* **TASK INSTRUCTIONS**: The answer is the set of lines that include "icon", copied from the data below.

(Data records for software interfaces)
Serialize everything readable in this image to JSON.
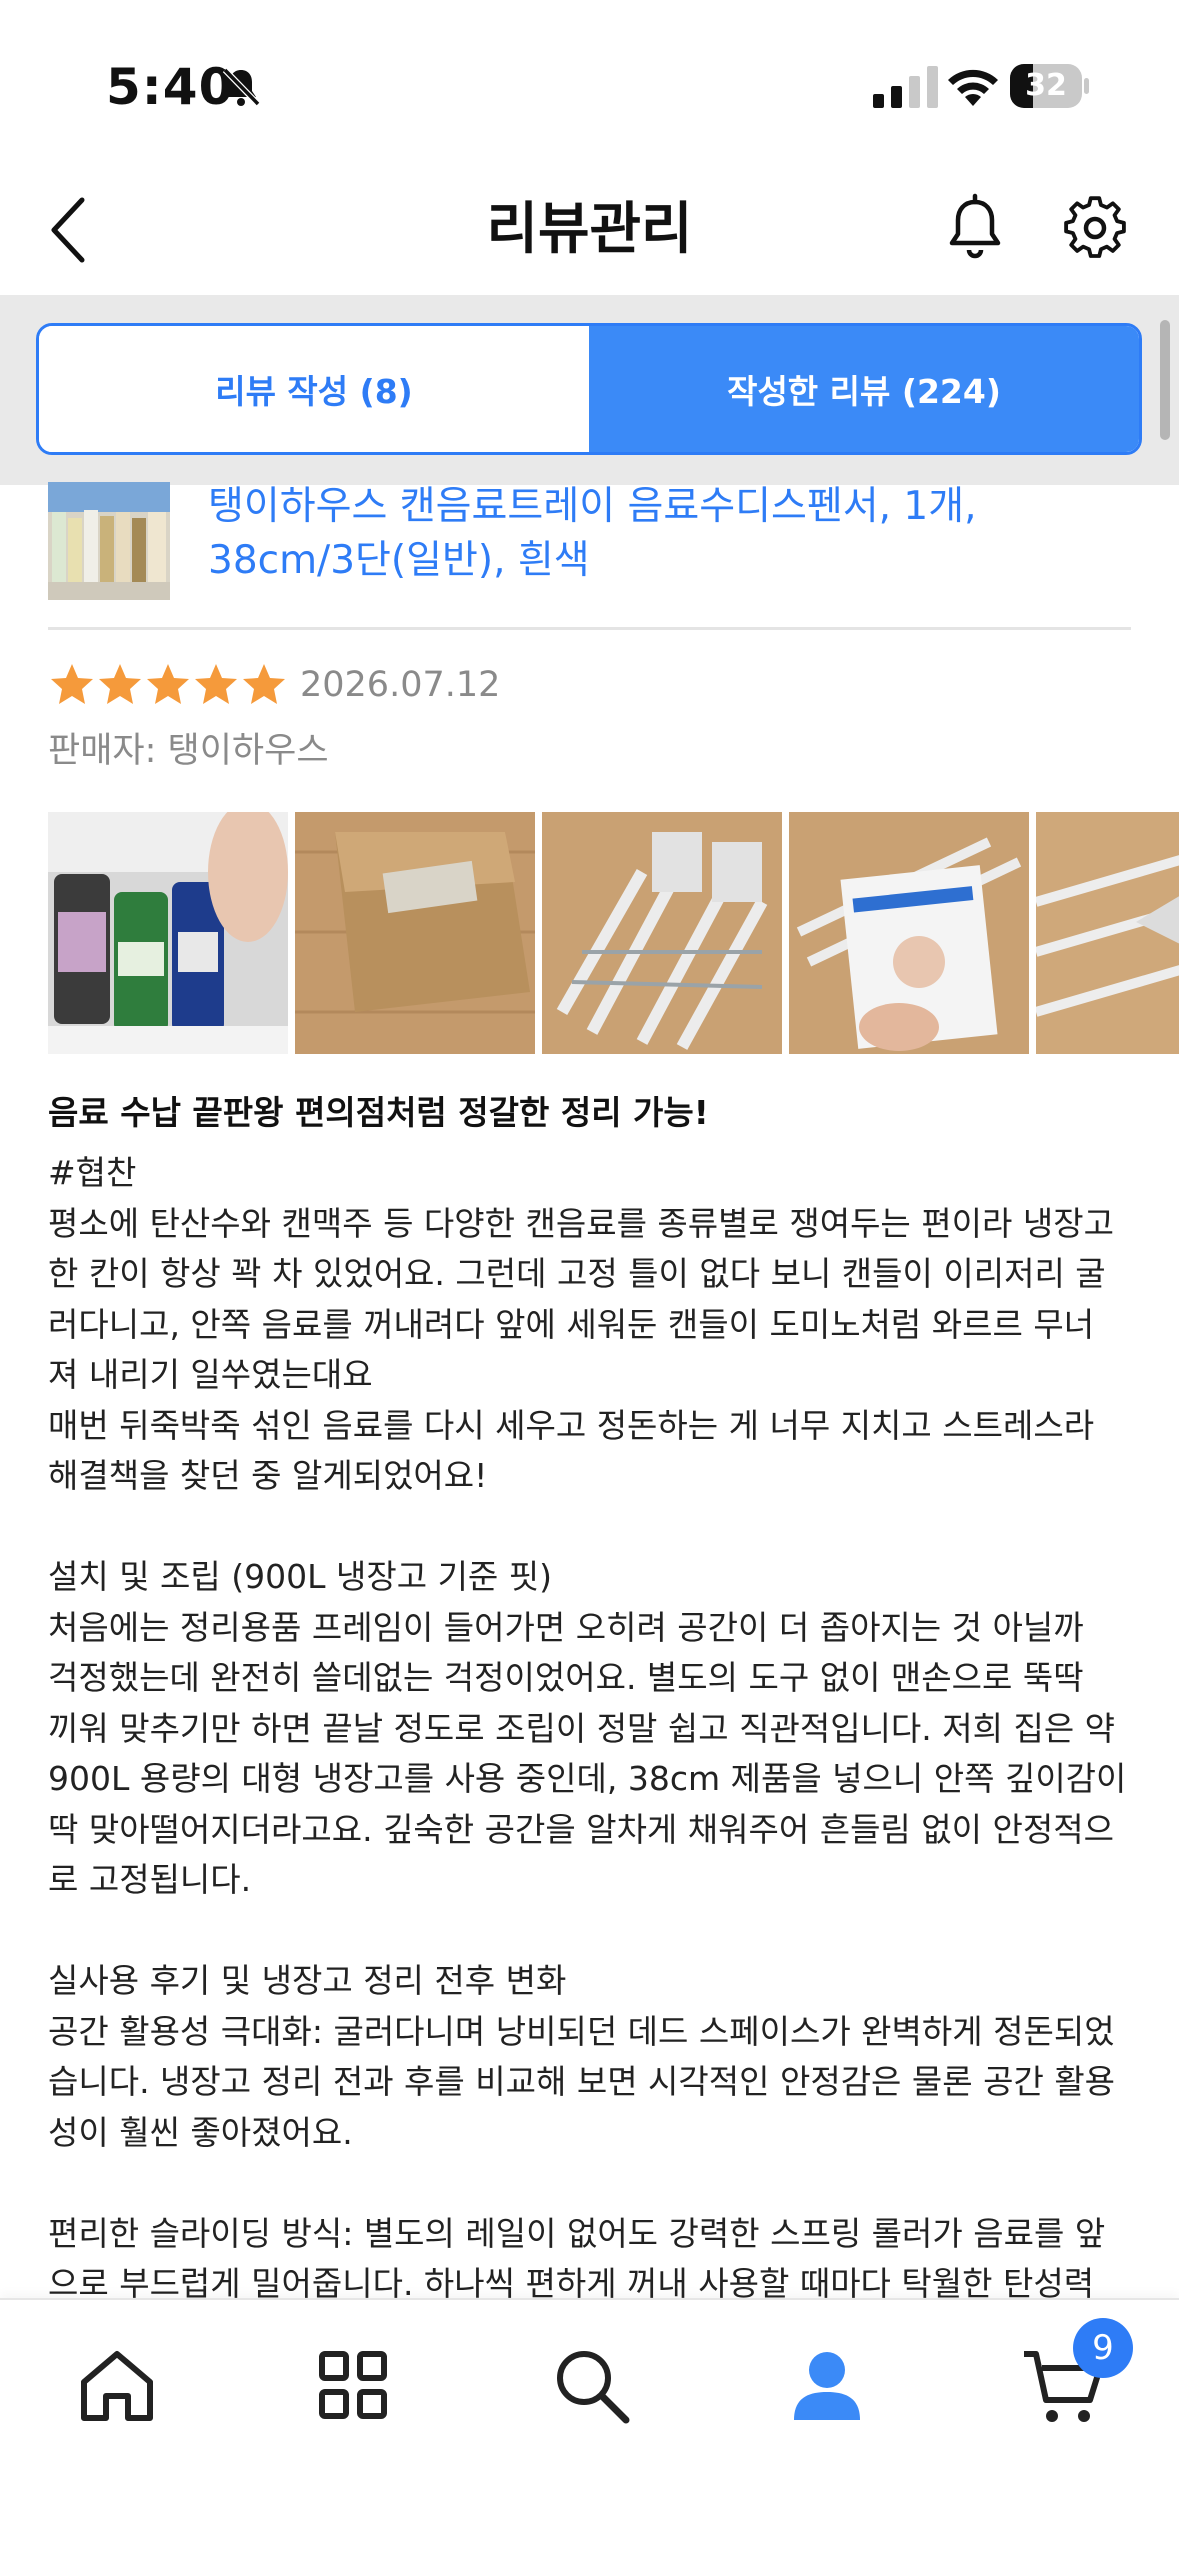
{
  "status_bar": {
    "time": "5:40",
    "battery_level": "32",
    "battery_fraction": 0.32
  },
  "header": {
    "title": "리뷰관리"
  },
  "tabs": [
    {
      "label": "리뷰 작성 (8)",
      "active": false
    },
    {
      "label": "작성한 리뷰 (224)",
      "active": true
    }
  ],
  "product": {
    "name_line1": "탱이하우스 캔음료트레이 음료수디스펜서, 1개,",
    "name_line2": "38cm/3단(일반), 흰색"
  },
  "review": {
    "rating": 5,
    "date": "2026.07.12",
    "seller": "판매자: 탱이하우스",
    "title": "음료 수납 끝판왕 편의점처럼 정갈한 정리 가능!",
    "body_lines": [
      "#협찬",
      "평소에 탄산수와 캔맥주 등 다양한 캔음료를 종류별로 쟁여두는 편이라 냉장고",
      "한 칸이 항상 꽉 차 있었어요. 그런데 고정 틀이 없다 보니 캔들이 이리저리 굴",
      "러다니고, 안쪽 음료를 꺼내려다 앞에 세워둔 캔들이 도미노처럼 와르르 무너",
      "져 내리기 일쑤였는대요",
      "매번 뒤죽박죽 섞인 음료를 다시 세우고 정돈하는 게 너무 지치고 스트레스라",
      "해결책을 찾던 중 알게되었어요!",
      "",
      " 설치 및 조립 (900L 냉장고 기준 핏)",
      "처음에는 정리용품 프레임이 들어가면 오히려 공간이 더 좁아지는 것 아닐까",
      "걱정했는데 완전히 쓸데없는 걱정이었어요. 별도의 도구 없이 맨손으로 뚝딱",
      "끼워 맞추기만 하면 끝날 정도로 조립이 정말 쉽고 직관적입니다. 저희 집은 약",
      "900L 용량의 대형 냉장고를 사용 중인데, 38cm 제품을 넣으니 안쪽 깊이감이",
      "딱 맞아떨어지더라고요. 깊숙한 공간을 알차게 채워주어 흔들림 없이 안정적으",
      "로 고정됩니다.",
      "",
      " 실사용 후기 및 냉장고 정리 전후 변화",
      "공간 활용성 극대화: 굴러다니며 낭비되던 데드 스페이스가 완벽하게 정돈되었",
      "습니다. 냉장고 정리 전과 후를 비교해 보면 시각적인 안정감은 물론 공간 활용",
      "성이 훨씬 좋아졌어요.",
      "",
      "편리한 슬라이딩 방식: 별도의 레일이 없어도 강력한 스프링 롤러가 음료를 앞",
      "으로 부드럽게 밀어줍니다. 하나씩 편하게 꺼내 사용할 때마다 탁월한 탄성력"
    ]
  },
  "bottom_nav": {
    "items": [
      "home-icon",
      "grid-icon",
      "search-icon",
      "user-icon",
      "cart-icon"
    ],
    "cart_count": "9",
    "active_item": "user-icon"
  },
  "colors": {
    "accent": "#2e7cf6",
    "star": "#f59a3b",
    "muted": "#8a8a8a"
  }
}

* **EXERCISE SOLUTION**:
      "home-icon",
      "grid-icon",
      "search-icon",
      "user-icon",
      "cart-icon"
    "active_item": "user-icon"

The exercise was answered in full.